I’ve been falling behind a bit with my episode reviews in this past week, but I wanted to write this one up straight away because Tsuki ga Kirei is showing itself to be the dark horse of Spring 2017!
At the end of this weeks episode we’ve reached a bit of crossroads – on the one hand we might be heading for nine episodes of coming to terms with the idea of a relationship or alternatively, nine episodes of seeing a relationship flourish (my preferred option).
Before I say anymore though – the episode. We start with dreaded mid-terms, an event that neither of our protagonists are particularly excited for as they each have other things to worry about. Akane’s track meet is coming up soon while Kotarou is preparing to send off his novel submission for best newcomer award. There’s another opportunity to see the awkward glances between the two that I’ve come to enjoy so much over the first two episodes, but otherwise we don’t really learn anything in this opening scene.
As we get closer to the athletics meet we get near confirmation that Akane’s club mate, Hira is interested in Akane. There was a lot of build towards the supposed confession from Hira throughout the episode, but even at the meet we don’t get to see it.
Meanwhile, Kotorou is busy with his novel and the neighbourhood association. For him, this episode is painful preoccupied to the point where I felt like someone needed to come and help him out. Everyone is talking about getting together around him, but he’s hardly had a single face to face conversation with the girl he likes – far too much pressure!
And the end of the episode that is the result of all this pressure on poor Kotarou. Trying to remember a famous quote about using the moon (tsuki, つき） and love (suki, すき) is the name of the game here. After his musical practice for a local festival, Akane comes to find him to let her know how she got on at the track meet. Though the pair had been chatting a lot on LINE throughout the episode, she was unable to contact Kotarou because of the famous lack of charge excuse.
Akane shares her exciting news to which Kotarou responds excitedly before forgetting how to speak which leaves him to resort to classical literature. Despite knowing where this was going, I was quite shocked to see a confession as early as episode three. We didn’t get to see Akane’s answer, leaving us on a cliffhanger which could lead us to either of the options I mentioned earlier.

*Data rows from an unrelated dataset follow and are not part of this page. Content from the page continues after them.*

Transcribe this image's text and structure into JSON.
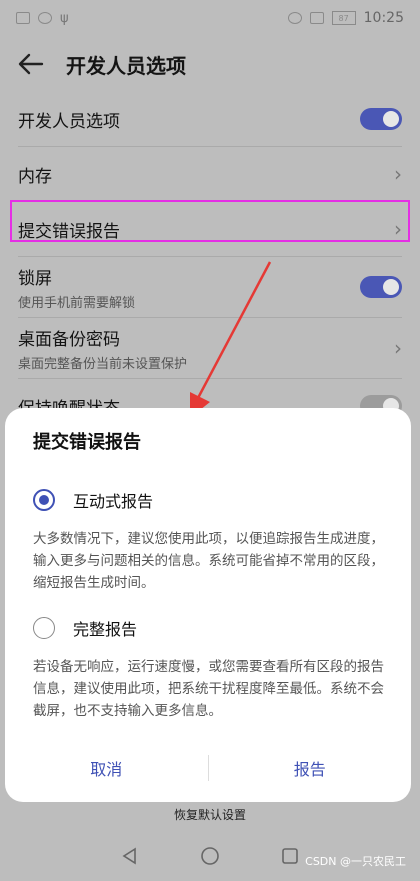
{
  "status_bar": {
    "time": "10:25",
    "battery": "87",
    "icons": [
      "sim-icon",
      "wifi-icon",
      "usb-icon",
      "eye-icon",
      "vibrate-icon",
      "battery-icon"
    ]
  },
  "header": {
    "title": "开发人员选项"
  },
  "settings": {
    "items": [
      {
        "label": "开发人员选项",
        "sub": "",
        "control": "toggle-on"
      },
      {
        "label": "内存",
        "sub": "",
        "control": "chevron"
      },
      {
        "label": "提交错误报告",
        "sub": "",
        "control": "chevron"
      },
      {
        "label": "锁屏",
        "sub": "使用手机前需要解锁",
        "control": "toggle-on"
      },
      {
        "label": "桌面备份密码",
        "sub": "桌面完整备份当前未设置保护",
        "control": "chevron"
      },
      {
        "label": "保持唤醒状态",
        "sub": "",
        "control": "toggle-off"
      }
    ]
  },
  "dialog": {
    "title": "提交错误报告",
    "options": [
      {
        "label": "互动式报告",
        "selected": true,
        "desc": "大多数情况下，建议您使用此项，以便追踪报告生成进度，输入更多与问题相关的信息。系统可能省掉不常用的区段，缩短报告生成时间。"
      },
      {
        "label": "完整报告",
        "selected": false,
        "desc": "若设备无响应，运行速度慢，或您需要查看所有区段的报告信息，建议使用此项，把系统干扰程度降至最低。系统不会截屏，也不支持输入更多信息。"
      }
    ],
    "cancel_label": "取消",
    "report_label": "报告"
  },
  "footer": {
    "restore_label": "恢复默认设置"
  },
  "watermark": "CSDN @一只农民工",
  "colors": {
    "accent": "#3f51b5",
    "highlight": "#e52ee5",
    "arrow": "#e53935"
  }
}
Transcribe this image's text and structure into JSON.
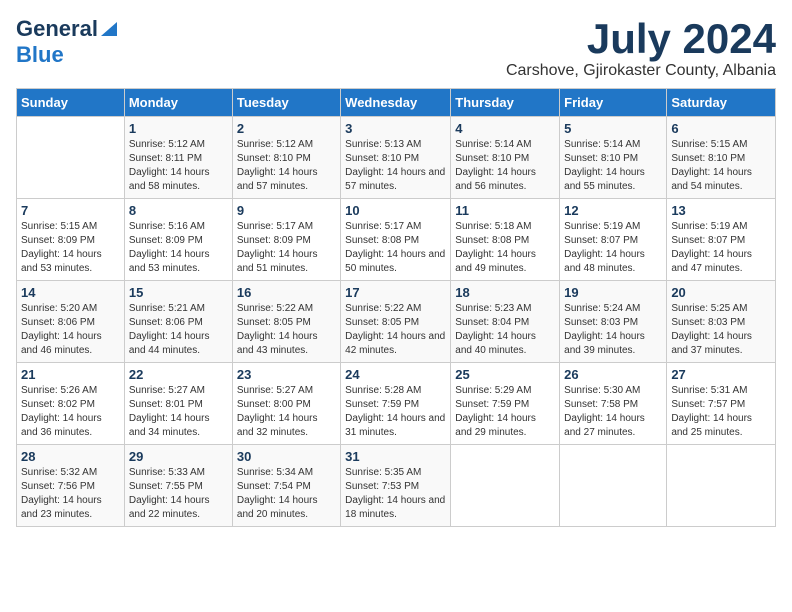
{
  "header": {
    "logo_general": "General",
    "logo_blue": "Blue",
    "month_year": "July 2024",
    "location": "Carshove, Gjirokaster County, Albania"
  },
  "weekdays": [
    "Sunday",
    "Monday",
    "Tuesday",
    "Wednesday",
    "Thursday",
    "Friday",
    "Saturday"
  ],
  "weeks": [
    [
      {
        "day": "",
        "sunrise": "",
        "sunset": "",
        "daylight": ""
      },
      {
        "day": "1",
        "sunrise": "Sunrise: 5:12 AM",
        "sunset": "Sunset: 8:11 PM",
        "daylight": "Daylight: 14 hours and 58 minutes."
      },
      {
        "day": "2",
        "sunrise": "Sunrise: 5:12 AM",
        "sunset": "Sunset: 8:10 PM",
        "daylight": "Daylight: 14 hours and 57 minutes."
      },
      {
        "day": "3",
        "sunrise": "Sunrise: 5:13 AM",
        "sunset": "Sunset: 8:10 PM",
        "daylight": "Daylight: 14 hours and 57 minutes."
      },
      {
        "day": "4",
        "sunrise": "Sunrise: 5:14 AM",
        "sunset": "Sunset: 8:10 PM",
        "daylight": "Daylight: 14 hours and 56 minutes."
      },
      {
        "day": "5",
        "sunrise": "Sunrise: 5:14 AM",
        "sunset": "Sunset: 8:10 PM",
        "daylight": "Daylight: 14 hours and 55 minutes."
      },
      {
        "day": "6",
        "sunrise": "Sunrise: 5:15 AM",
        "sunset": "Sunset: 8:10 PM",
        "daylight": "Daylight: 14 hours and 54 minutes."
      }
    ],
    [
      {
        "day": "7",
        "sunrise": "Sunrise: 5:15 AM",
        "sunset": "Sunset: 8:09 PM",
        "daylight": "Daylight: 14 hours and 53 minutes."
      },
      {
        "day": "8",
        "sunrise": "Sunrise: 5:16 AM",
        "sunset": "Sunset: 8:09 PM",
        "daylight": "Daylight: 14 hours and 53 minutes."
      },
      {
        "day": "9",
        "sunrise": "Sunrise: 5:17 AM",
        "sunset": "Sunset: 8:09 PM",
        "daylight": "Daylight: 14 hours and 51 minutes."
      },
      {
        "day": "10",
        "sunrise": "Sunrise: 5:17 AM",
        "sunset": "Sunset: 8:08 PM",
        "daylight": "Daylight: 14 hours and 50 minutes."
      },
      {
        "day": "11",
        "sunrise": "Sunrise: 5:18 AM",
        "sunset": "Sunset: 8:08 PM",
        "daylight": "Daylight: 14 hours and 49 minutes."
      },
      {
        "day": "12",
        "sunrise": "Sunrise: 5:19 AM",
        "sunset": "Sunset: 8:07 PM",
        "daylight": "Daylight: 14 hours and 48 minutes."
      },
      {
        "day": "13",
        "sunrise": "Sunrise: 5:19 AM",
        "sunset": "Sunset: 8:07 PM",
        "daylight": "Daylight: 14 hours and 47 minutes."
      }
    ],
    [
      {
        "day": "14",
        "sunrise": "Sunrise: 5:20 AM",
        "sunset": "Sunset: 8:06 PM",
        "daylight": "Daylight: 14 hours and 46 minutes."
      },
      {
        "day": "15",
        "sunrise": "Sunrise: 5:21 AM",
        "sunset": "Sunset: 8:06 PM",
        "daylight": "Daylight: 14 hours and 44 minutes."
      },
      {
        "day": "16",
        "sunrise": "Sunrise: 5:22 AM",
        "sunset": "Sunset: 8:05 PM",
        "daylight": "Daylight: 14 hours and 43 minutes."
      },
      {
        "day": "17",
        "sunrise": "Sunrise: 5:22 AM",
        "sunset": "Sunset: 8:05 PM",
        "daylight": "Daylight: 14 hours and 42 minutes."
      },
      {
        "day": "18",
        "sunrise": "Sunrise: 5:23 AM",
        "sunset": "Sunset: 8:04 PM",
        "daylight": "Daylight: 14 hours and 40 minutes."
      },
      {
        "day": "19",
        "sunrise": "Sunrise: 5:24 AM",
        "sunset": "Sunset: 8:03 PM",
        "daylight": "Daylight: 14 hours and 39 minutes."
      },
      {
        "day": "20",
        "sunrise": "Sunrise: 5:25 AM",
        "sunset": "Sunset: 8:03 PM",
        "daylight": "Daylight: 14 hours and 37 minutes."
      }
    ],
    [
      {
        "day": "21",
        "sunrise": "Sunrise: 5:26 AM",
        "sunset": "Sunset: 8:02 PM",
        "daylight": "Daylight: 14 hours and 36 minutes."
      },
      {
        "day": "22",
        "sunrise": "Sunrise: 5:27 AM",
        "sunset": "Sunset: 8:01 PM",
        "daylight": "Daylight: 14 hours and 34 minutes."
      },
      {
        "day": "23",
        "sunrise": "Sunrise: 5:27 AM",
        "sunset": "Sunset: 8:00 PM",
        "daylight": "Daylight: 14 hours and 32 minutes."
      },
      {
        "day": "24",
        "sunrise": "Sunrise: 5:28 AM",
        "sunset": "Sunset: 7:59 PM",
        "daylight": "Daylight: 14 hours and 31 minutes."
      },
      {
        "day": "25",
        "sunrise": "Sunrise: 5:29 AM",
        "sunset": "Sunset: 7:59 PM",
        "daylight": "Daylight: 14 hours and 29 minutes."
      },
      {
        "day": "26",
        "sunrise": "Sunrise: 5:30 AM",
        "sunset": "Sunset: 7:58 PM",
        "daylight": "Daylight: 14 hours and 27 minutes."
      },
      {
        "day": "27",
        "sunrise": "Sunrise: 5:31 AM",
        "sunset": "Sunset: 7:57 PM",
        "daylight": "Daylight: 14 hours and 25 minutes."
      }
    ],
    [
      {
        "day": "28",
        "sunrise": "Sunrise: 5:32 AM",
        "sunset": "Sunset: 7:56 PM",
        "daylight": "Daylight: 14 hours and 23 minutes."
      },
      {
        "day": "29",
        "sunrise": "Sunrise: 5:33 AM",
        "sunset": "Sunset: 7:55 PM",
        "daylight": "Daylight: 14 hours and 22 minutes."
      },
      {
        "day": "30",
        "sunrise": "Sunrise: 5:34 AM",
        "sunset": "Sunset: 7:54 PM",
        "daylight": "Daylight: 14 hours and 20 minutes."
      },
      {
        "day": "31",
        "sunrise": "Sunrise: 5:35 AM",
        "sunset": "Sunset: 7:53 PM",
        "daylight": "Daylight: 14 hours and 18 minutes."
      },
      {
        "day": "",
        "sunrise": "",
        "sunset": "",
        "daylight": ""
      },
      {
        "day": "",
        "sunrise": "",
        "sunset": "",
        "daylight": ""
      },
      {
        "day": "",
        "sunrise": "",
        "sunset": "",
        "daylight": ""
      }
    ]
  ]
}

So far I’ve been really impressed by Tsuki ga Kirei, but episode three’s concluding events present the biggest challenge to it’s narrative so far. Most romances would leave such an event until much later so the way it handles things at this stage will be really important. I’m hoping they get it right, as they have done with mostly everything else so far!